Why does this kill a boom?
It’s simple. When everyone who wants to buy has already bought, then nobody is left to buy. (Alan Greenspan famously called this “irrational exuberance.”)
So I ask you… have we reached a point of extreme optimism?
What does this point look like?
To me, it looks like the U.S. real estate market in 2006.
You remember… People thought that house prices could go up 20% a year forever – while incomes were growing at 2% a year.
Think about that math… It’s obvious that at some point, people wouldn’t be able to afford to buy homes. But people became irrationally exuberant about housing and kept buying anyway. It had to end.

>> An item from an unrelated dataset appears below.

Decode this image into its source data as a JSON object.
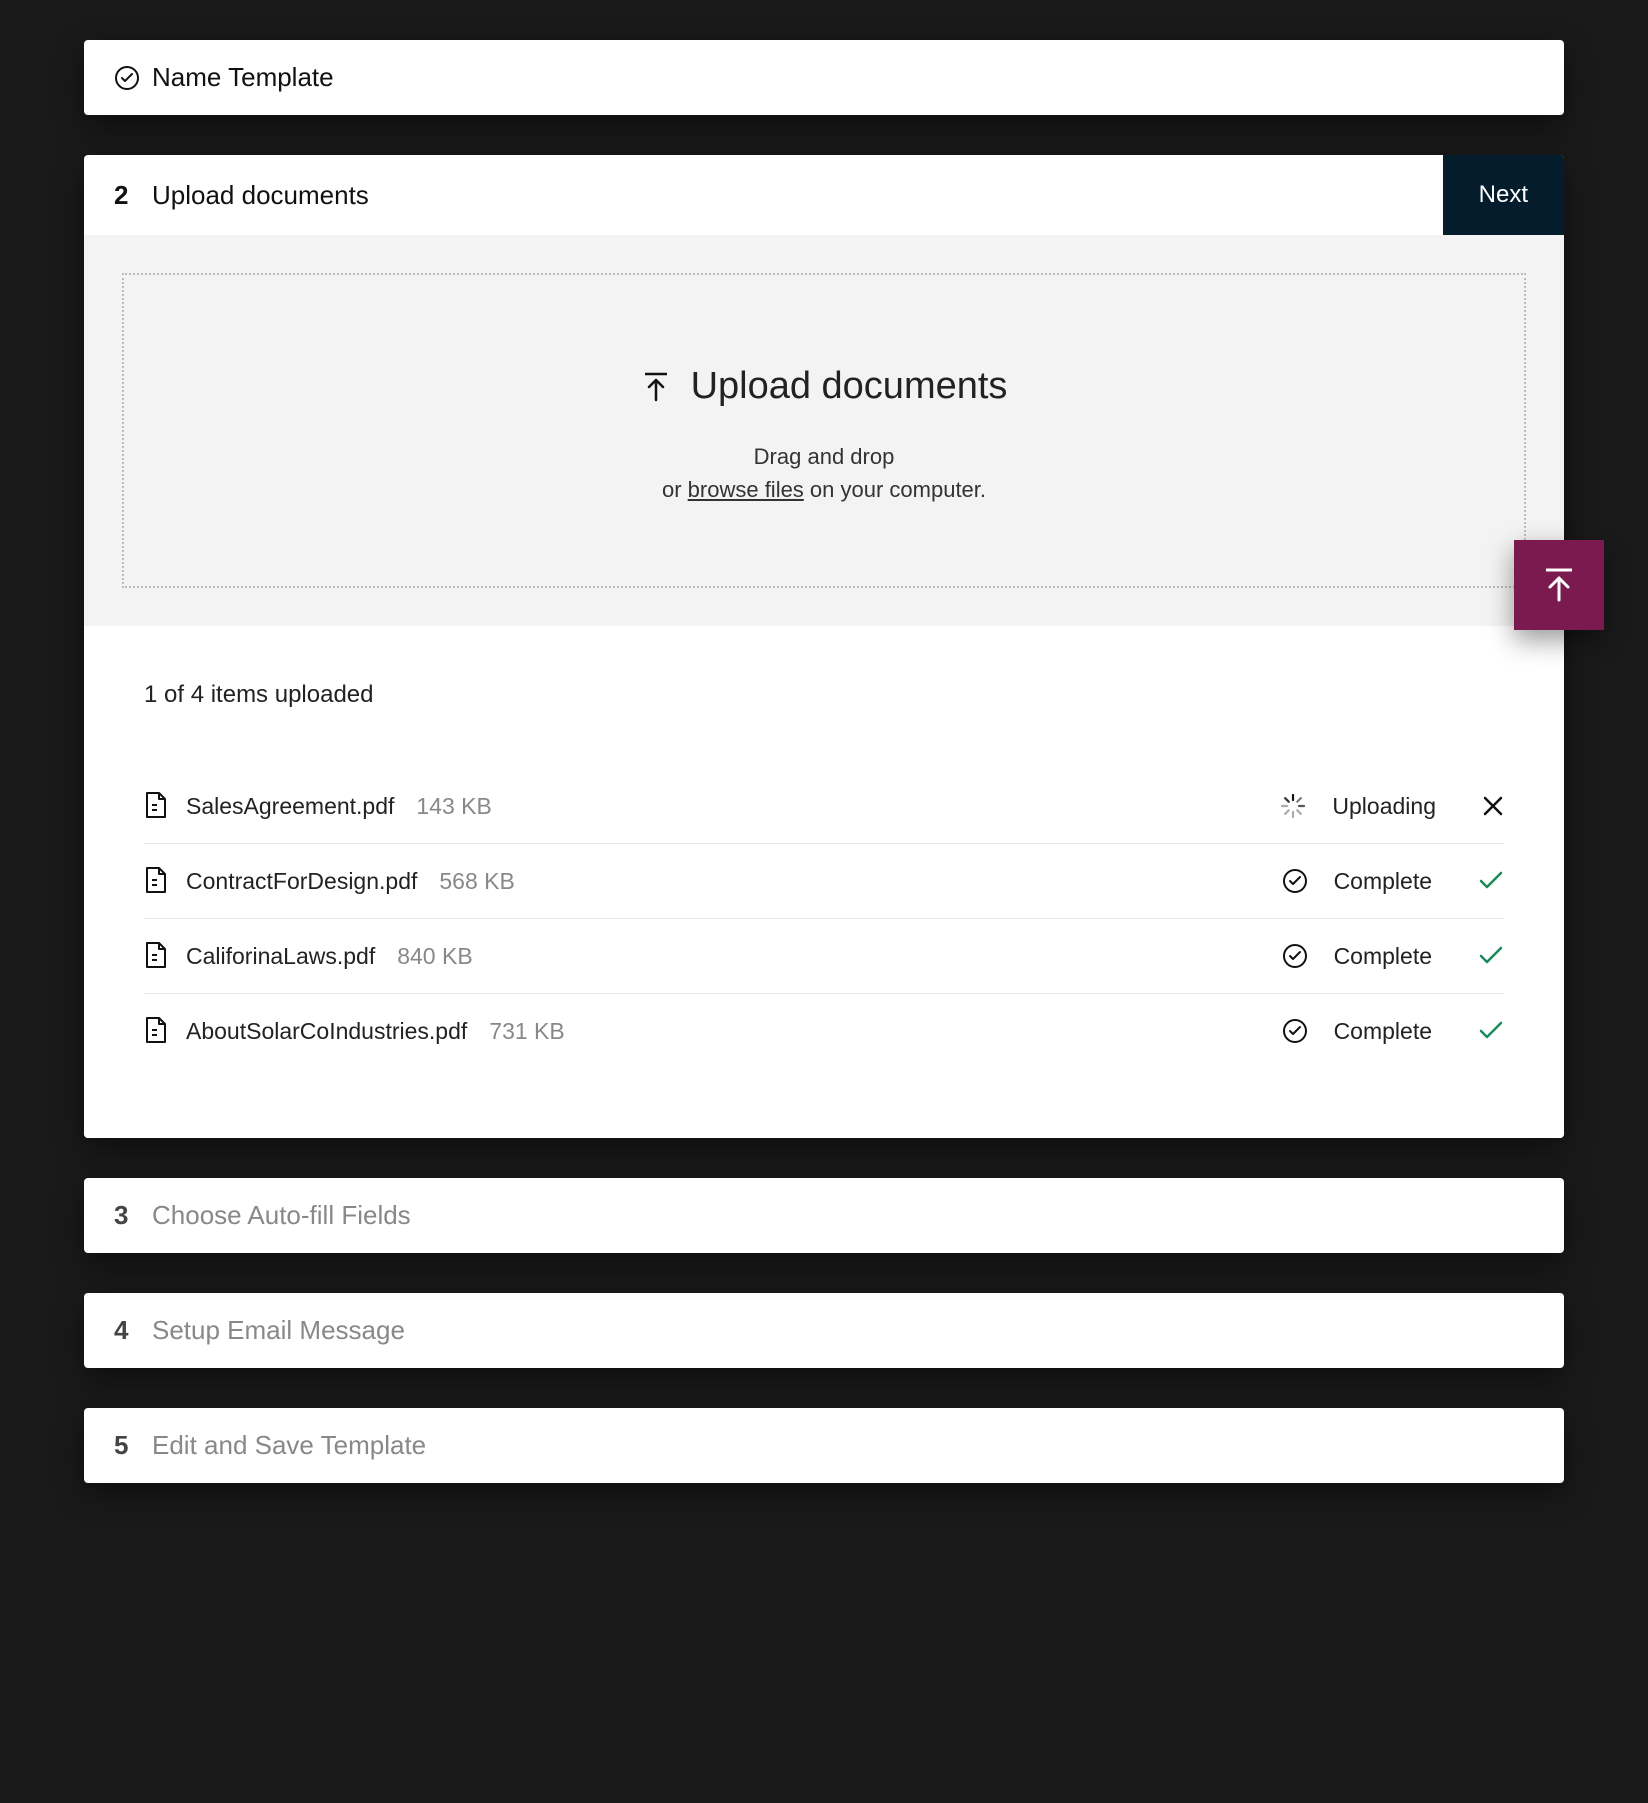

So… are people irrationally exuberant about stocks today?
I’ll spare you the suspense: NO.
Fewer Americans hold stocks than at any time in decades, according to the latest numbers from research firm Gallup (covering 19 years of polls).
Does that sound like irrational exuberance? No… It sounds more like pessimism to me!
Incidentally, Gallup reports that the two highest percentages of Americans owning stocks were in 2000 and 2007 – both stock market peaks.
And it isn’t just households that are pessimistic. Professional investors are, too…
Last week, Barron’s magazine published its twice-annual “Big Money” poll. It said, “The current reading is perhaps one of the least bullish in the poll’s more than 20-year history…”
When asked, “Do you expect stocks to rise 10% or more in the next 12 months?” 68% of the respondents in the “Big Money” poll said “no.”
When asked the opposite question, “Do you expect stocks to fall by 10% or more in the next 12 months?” respondents gave the opposite answer – 66% of the “Big Money” respondents said “yes.”
Now, tell me… does this sound like “extreme optimism” to you? Does this sound like “irrational exuberance”? Does this sound like the housing market back in 2006?
No. No. And no.
Asset prices peak when optimism reaches an extreme in that asset. We are nowhere near that point in stocks yet.
Don’t forget it!
Source: Daily Wealth